5 Companies That Came To Win This Week10:50 AM EST Fri. Aug. 30, 2013
This week's roundup of winning companies include Symantec earning a victory in federal court, Dell gaining market share in the server wars and VMWare making a blockbuster hire. Also, RingCentral files for a $100 million IPO while Pure Storage receives $150 million in funding.
Symantec earned a victory that was seven years in making when a federal judge threw out a lawsuit that was filed in 2006. The suit claimed that users of Symantec's pcAnywhere, Norton SystemWorks, Norton AntiVirus Corporate Edition and Norton Internet were harmed by a data leak because those products might have been exposed to malicious source code.
A Texas resident, Kathleen Haskins, claimed in the lawsuit that users "were deprived of the benefit of their bargain because they did not receive a fully functional Symantec product."
U.S. District Court Judge Jon S. Tigar did say that Haskins could file an amended complaint within three weeks. However, as of now, the lawsuit has been tossed. "Plaintiff has not demonstrated her standing to bring this action, and the complaint must be dismissed," Tigar wrote in the court order granting Symantec's motion to dismiss the case.
Cloud communications company RingCentral threw its hat into the Wall Street ring Monday when it announced it has filed paperwork for an inital public offering worth $100 million, according to a filing with the Securities and Exchange Commission.
The 14-year-old company is based in San Mateo, Calif., and boasts 1,200 employees. The company applied for listing its Class A common stock under the symbol "RNG." Wall Street heavyweights Goldman Sachs, J.P. Morgan and Merrill Lynch are listed as underwriters in the filing.
RingCentral has seen its revenue increase from $50.2 million in 2010 to $114.5 million in 2012. However, it has yet to make a profit.
VMware pulled off a major executive move Monday as it introduced former Microsoft executive Tony Scott (pictured) as its new CIO. Scott left his previous post as Microsoft CIO in May, with the company saying he'd be focusing on "personal projects."
In his new role, Scott will be responsible for managing the company's technology systems and will report to CEO Pat Gelsinger. This position has been vacant since last December, when former CIO Mark Egan departed.
"Tony will have responsibility for advancing and protecting VMware information assets, leading a team that is helping VMware meet the IT needs of more than 500,000 customers worldwide," Gelsinger said in a statement.
Scott certainly has an impressive resume. Prior to joining Microsoft in 2008, he was CIO at Disney, CTO at General Motors and vice president of operations at Bristol-Meyers Squibb.
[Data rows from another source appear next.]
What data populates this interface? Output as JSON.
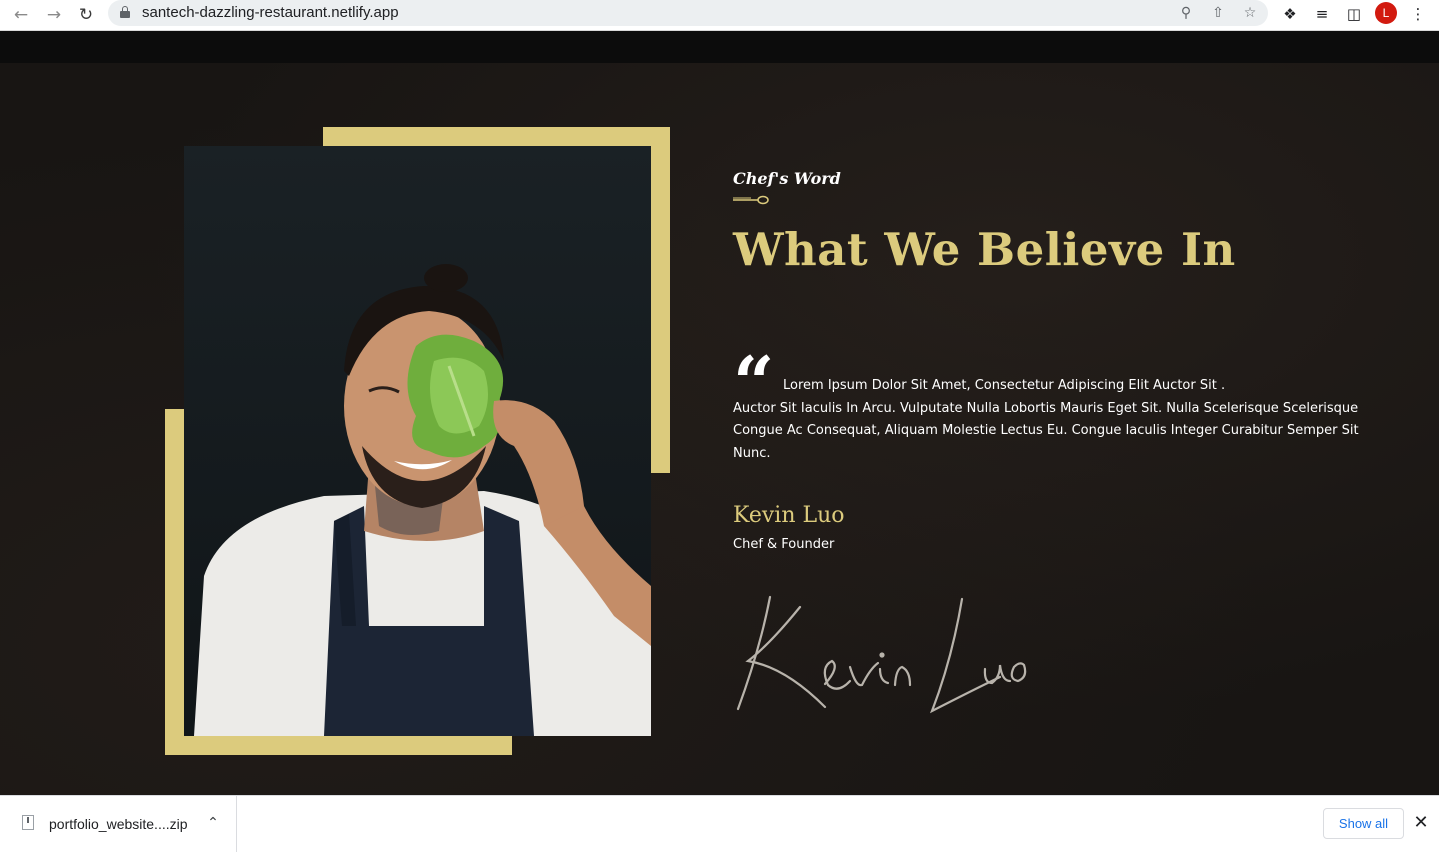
{
  "browser": {
    "url": "santech-dazzling-restaurant.netlify.app",
    "profile_initial": "L",
    "icons": {
      "back": "back-arrow-icon",
      "forward": "forward-arrow-icon",
      "reload": "reload-icon",
      "lock": "lock-icon",
      "zoom": "zoom-icon",
      "share": "share-icon",
      "bookmark": "star-icon",
      "extensions": "puzzle-icon",
      "media": "media-queue-icon",
      "sidepanel": "side-panel-icon",
      "menu": "kebab-menu-icon"
    }
  },
  "section": {
    "eyebrow": "Chef's Word",
    "heading": "What We Believe In",
    "quote_first_line": "Lorem Ipsum Dolor Sit Amet, Consectetur Adipiscing Elit Auctor Sit .",
    "quote_rest": "Auctor Sit Iaculis In Arcu. Vulputate Nulla Lobortis Mauris Eget Sit. Nulla Scelerisque Scelerisque Congue Ac Consequat, Aliquam Molestie Lectus Eu. Congue Iaculis Integer Curabitur Semper Sit Nunc.",
    "author_name": "Kevin Luo",
    "author_role": "Chef & Founder",
    "signature_text": "Kevin Luo",
    "photo": "chef-holding-lettuce-photo"
  },
  "colors": {
    "accent": "#dccb7d",
    "background": "#181513",
    "text": "#ffffff"
  },
  "downloads": {
    "file_name": "portfolio_website....zip",
    "show_all_label": "Show all"
  }
}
The server battle between Hewlett-Packard, IBM, Dell and Oracle continues to heat up, and while Dell might not be top dog just yet, it is certainly making headway.
According to server market-share data released separately Wednesday by research firms Gartner and IDC, Dell bucked market trends by making significant server revenue gains.
Dell's big jump was due in large part to shipments of density-optimized servers, which are favored by large service providers and Internet companies, according to Gartner.
Pure Storage had plenty of reasons to smile this week when it closed what it called the largest-ever funding for an enterprise storage company. The company, founded in 2009, raised $150 million from high-powered investors including T. Rowe Price, Fidelity Investments and Tiger Global Management. According to President Dave Hatfield, the company now has a total value of more than $1 billion.
"For us, it's an opportunity to double down on R&D," he said. "We already have an 18-month to 24-month lead in technology. We also want to extend our market reach. We are currently in 10 markets outside North America, but there others we can reach."
Pure Storage also said former Data Domain CEO Frank Slootman has joined the company as both a board member and strategic adviser.